Data provided section start

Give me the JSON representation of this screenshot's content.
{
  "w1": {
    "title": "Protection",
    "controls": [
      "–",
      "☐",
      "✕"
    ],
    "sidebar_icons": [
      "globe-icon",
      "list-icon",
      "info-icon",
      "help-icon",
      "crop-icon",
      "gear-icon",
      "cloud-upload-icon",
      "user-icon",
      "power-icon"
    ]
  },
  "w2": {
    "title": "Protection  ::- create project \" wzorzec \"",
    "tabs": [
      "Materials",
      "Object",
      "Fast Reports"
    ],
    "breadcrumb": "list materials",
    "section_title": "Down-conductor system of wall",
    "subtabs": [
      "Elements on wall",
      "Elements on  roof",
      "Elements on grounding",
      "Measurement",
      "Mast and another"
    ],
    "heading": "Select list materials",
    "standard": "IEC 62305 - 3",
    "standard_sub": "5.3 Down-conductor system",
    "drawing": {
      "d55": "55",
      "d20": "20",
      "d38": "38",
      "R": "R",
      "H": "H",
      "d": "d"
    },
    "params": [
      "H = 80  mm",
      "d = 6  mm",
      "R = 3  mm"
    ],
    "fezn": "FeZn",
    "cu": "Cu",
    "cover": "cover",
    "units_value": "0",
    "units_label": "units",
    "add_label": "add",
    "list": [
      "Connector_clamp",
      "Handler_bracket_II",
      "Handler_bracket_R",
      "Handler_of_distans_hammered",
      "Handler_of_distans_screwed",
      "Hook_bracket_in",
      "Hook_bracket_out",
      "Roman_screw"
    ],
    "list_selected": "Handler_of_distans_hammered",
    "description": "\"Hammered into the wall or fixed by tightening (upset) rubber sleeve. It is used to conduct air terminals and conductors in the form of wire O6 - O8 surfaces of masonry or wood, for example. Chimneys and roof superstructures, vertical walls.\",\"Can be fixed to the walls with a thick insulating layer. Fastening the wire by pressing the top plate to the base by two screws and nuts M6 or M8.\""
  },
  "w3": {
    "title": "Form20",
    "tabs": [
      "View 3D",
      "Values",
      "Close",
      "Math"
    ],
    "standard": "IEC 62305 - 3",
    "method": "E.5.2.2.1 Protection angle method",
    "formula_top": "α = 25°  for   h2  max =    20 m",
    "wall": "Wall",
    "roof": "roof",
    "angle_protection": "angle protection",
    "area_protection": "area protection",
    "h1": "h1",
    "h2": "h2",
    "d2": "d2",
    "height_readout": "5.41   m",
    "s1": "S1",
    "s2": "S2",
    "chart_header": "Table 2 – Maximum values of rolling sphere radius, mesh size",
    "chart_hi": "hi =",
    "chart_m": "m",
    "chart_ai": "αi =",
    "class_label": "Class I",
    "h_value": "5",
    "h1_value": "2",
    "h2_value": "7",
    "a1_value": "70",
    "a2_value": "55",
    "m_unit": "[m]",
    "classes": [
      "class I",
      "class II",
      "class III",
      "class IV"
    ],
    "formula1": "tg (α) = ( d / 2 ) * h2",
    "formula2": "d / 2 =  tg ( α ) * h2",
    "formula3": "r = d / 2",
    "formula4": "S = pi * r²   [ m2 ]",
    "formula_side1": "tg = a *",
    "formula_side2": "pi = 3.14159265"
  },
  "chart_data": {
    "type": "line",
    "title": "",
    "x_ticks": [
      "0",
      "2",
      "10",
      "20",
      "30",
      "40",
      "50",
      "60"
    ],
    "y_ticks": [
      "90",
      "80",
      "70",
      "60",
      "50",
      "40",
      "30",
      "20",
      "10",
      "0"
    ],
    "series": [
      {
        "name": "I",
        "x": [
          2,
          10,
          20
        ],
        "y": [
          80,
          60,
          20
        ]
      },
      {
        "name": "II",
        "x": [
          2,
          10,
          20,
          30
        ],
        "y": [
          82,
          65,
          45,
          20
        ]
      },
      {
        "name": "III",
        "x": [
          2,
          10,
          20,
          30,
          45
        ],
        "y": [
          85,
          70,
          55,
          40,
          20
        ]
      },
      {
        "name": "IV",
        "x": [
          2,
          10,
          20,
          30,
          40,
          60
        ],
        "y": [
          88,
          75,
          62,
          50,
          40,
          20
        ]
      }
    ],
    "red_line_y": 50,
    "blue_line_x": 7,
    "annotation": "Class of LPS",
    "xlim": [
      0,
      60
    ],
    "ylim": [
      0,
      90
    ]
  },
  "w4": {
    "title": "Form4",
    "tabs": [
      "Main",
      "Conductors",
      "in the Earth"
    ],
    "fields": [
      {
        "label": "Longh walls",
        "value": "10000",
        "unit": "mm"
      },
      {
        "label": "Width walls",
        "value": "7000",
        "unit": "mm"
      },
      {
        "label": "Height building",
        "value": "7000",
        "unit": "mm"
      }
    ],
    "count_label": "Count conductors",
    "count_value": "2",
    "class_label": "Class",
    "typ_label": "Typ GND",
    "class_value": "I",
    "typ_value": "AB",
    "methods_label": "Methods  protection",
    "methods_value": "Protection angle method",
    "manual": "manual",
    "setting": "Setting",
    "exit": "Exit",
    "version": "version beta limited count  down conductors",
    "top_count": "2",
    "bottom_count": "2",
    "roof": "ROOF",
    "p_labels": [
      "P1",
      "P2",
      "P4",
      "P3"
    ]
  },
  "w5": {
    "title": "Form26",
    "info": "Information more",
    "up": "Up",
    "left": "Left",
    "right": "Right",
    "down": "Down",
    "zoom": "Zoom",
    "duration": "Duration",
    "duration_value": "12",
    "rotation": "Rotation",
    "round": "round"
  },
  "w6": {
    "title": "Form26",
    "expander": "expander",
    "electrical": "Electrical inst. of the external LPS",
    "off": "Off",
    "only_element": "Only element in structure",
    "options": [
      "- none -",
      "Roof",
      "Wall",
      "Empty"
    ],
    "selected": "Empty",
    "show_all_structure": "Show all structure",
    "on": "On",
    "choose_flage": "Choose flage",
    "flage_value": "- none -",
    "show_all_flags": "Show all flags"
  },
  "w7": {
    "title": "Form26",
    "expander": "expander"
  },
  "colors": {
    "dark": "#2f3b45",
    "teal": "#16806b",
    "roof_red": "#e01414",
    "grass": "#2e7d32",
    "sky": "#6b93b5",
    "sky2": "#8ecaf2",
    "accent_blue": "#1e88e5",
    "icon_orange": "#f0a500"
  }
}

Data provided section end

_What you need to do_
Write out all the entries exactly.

_Solution for this exercise_
Give me the JSON representation of this screenshot's content.
{
  "w1": {
    "title": "Protection",
    "controls": [
      "–",
      "☐",
      "✕"
    ],
    "sidebar_icons": [
      "globe-icon",
      "list-icon",
      "info-icon",
      "help-icon",
      "crop-icon",
      "gear-icon",
      "cloud-upload-icon",
      "user-icon",
      "power-icon"
    ]
  },
  "w2": {
    "title": "Protection  ::- create project \" wzorzec \"",
    "tabs": [
      "Materials",
      "Object",
      "Fast Reports"
    ],
    "breadcrumb": "list materials",
    "section_title": "Down-conductor system of wall",
    "subtabs": [
      "Elements on wall",
      "Elements on  roof",
      "Elements on grounding",
      "Measurement",
      "Mast and another"
    ],
    "heading": "Select list materials",
    "standard": "IEC 62305 - 3",
    "standard_sub": "5.3 Down-conductor system",
    "drawing": {
      "d55": "55",
      "d20": "20",
      "d38": "38",
      "R": "R",
      "H": "H",
      "d": "d"
    },
    "params": [
      "H = 80  mm",
      "d = 6  mm",
      "R = 3  mm"
    ],
    "fezn": "FeZn",
    "cu": "Cu",
    "cover": "cover",
    "units_value": "0",
    "units_label": "units",
    "add_label": "add",
    "list": [
      "Connector_clamp",
      "Handler_bracket_II",
      "Handler_bracket_R",
      "Handler_of_distans_hammered",
      "Handler_of_distans_screwed",
      "Hook_bracket_in",
      "Hook_bracket_out",
      "Roman_screw"
    ],
    "list_selected": "Handler_of_distans_hammered",
    "description": "\"Hammered into the wall or fixed by tightening (upset) rubber sleeve. It is used to conduct air terminals and conductors in the form of wire O6 - O8 surfaces of masonry or wood, for example. Chimneys and roof superstructures, vertical walls.\",\"Can be fixed to the walls with a thick insulating layer. Fastening the wire by pressing the top plate to the base by two screws and nuts M6 or M8.\""
  },
  "w3": {
    "title": "Form20",
    "tabs": [
      "View 3D",
      "Values",
      "Close",
      "Math"
    ],
    "standard": "IEC 62305 - 3",
    "method": "E.5.2.2.1 Protection angle method",
    "formula_top": "α = 25°  for   h2  max =    20 m",
    "wall": "Wall",
    "roof": "roof",
    "angle_protection": "angle protection",
    "area_protection": "area protection",
    "h1": "h1",
    "h2": "h2",
    "d2": "d2",
    "height_readout": "5.41   m",
    "s1": "S1",
    "s2": "S2",
    "chart_header": "Table 2 – Maximum values of rolling sphere radius, mesh size",
    "chart_hi": "hi =",
    "chart_m": "m",
    "chart_ai": "αi =",
    "class_label": "Class I",
    "h_value": "5",
    "h1_value": "2",
    "h2_value": "7",
    "a1_value": "70",
    "a2_value": "55",
    "m_unit": "[m]",
    "classes": [
      "class I",
      "class II",
      "class III",
      "class IV"
    ],
    "formula1": "tg (α) = ( d / 2 ) * h2",
    "formula2": "d / 2 =  tg ( α ) * h2",
    "formula3": "r = d / 2",
    "formula4": "S = pi * r²   [ m2 ]",
    "formula_side1": "tg = a *",
    "formula_side2": "pi = 3.14159265"
  },
  "chart_data": {
    "type": "line",
    "title": "",
    "x_ticks": [
      "0",
      "2",
      "10",
      "20",
      "30",
      "40",
      "50",
      "60"
    ],
    "y_ticks": [
      "90",
      "80",
      "70",
      "60",
      "50",
      "40",
      "30",
      "20",
      "10",
      "0"
    ],
    "series": [
      {
        "name": "I",
        "x": [
          2,
          10,
          20
        ],
        "y": [
          80,
          60,
          20
        ]
      },
      {
        "name": "II",
        "x": [
          2,
          10,
          20,
          30
        ],
        "y": [
          82,
          65,
          45,
          20
        ]
      },
      {
        "name": "III",
        "x": [
          2,
          10,
          20,
          30,
          45
        ],
        "y": [
          85,
          70,
          55,
          40,
          20
        ]
      },
      {
        "name": "IV",
        "x": [
          2,
          10,
          20,
          30,
          40,
          60
        ],
        "y": [
          88,
          75,
          62,
          50,
          40,
          20
        ]
      }
    ],
    "red_line_y": 50,
    "blue_line_x": 7,
    "annotation": "Class of LPS",
    "xlim": [
      0,
      60
    ],
    "ylim": [
      0,
      90
    ]
  },
  "w4": {
    "title": "Form4",
    "tabs": [
      "Main",
      "Conductors",
      "in the Earth"
    ],
    "fields": [
      {
        "label": "Longh walls",
        "value": "10000",
        "unit": "mm"
      },
      {
        "label": "Width walls",
        "value": "7000",
        "unit": "mm"
      },
      {
        "label": "Height building",
        "value": "7000",
        "unit": "mm"
      }
    ],
    "count_label": "Count conductors",
    "count_value": "2",
    "class_label": "Class",
    "typ_label": "Typ GND",
    "class_value": "I",
    "typ_value": "AB",
    "methods_label": "Methods  protection",
    "methods_value": "Protection angle method",
    "manual": "manual",
    "setting": "Setting",
    "exit": "Exit",
    "version": "version beta limited count  down conductors",
    "top_count": "2",
    "bottom_count": "2",
    "roof": "ROOF",
    "p_labels": [
      "P1",
      "P2",
      "P4",
      "P3"
    ]
  },
  "w5": {
    "title": "Form26",
    "info": "Information more",
    "up": "Up",
    "left": "Left",
    "right": "Right",
    "down": "Down",
    "zoom": "Zoom",
    "duration": "Duration",
    "duration_value": "12",
    "rotation": "Rotation",
    "round": "round"
  },
  "w6": {
    "title": "Form26",
    "expander": "expander",
    "electrical": "Electrical inst. of the external LPS",
    "off": "Off",
    "only_element": "Only element in structure",
    "options": [
      "- none -",
      "Roof",
      "Wall",
      "Empty"
    ],
    "selected": "Empty",
    "show_all_structure": "Show all structure",
    "on": "On",
    "choose_flage": "Choose flage",
    "flage_value": "- none -",
    "show_all_flags": "Show all flags"
  },
  "w7": {
    "title": "Form26",
    "expander": "expander"
  },
  "colors": {
    "dark": "#2f3b45",
    "teal": "#16806b",
    "roof_red": "#e01414",
    "grass": "#2e7d32",
    "sky": "#6b93b5",
    "sky2": "#8ecaf2",
    "accent_blue": "#1e88e5",
    "icon_orange": "#f0a500"
  }
}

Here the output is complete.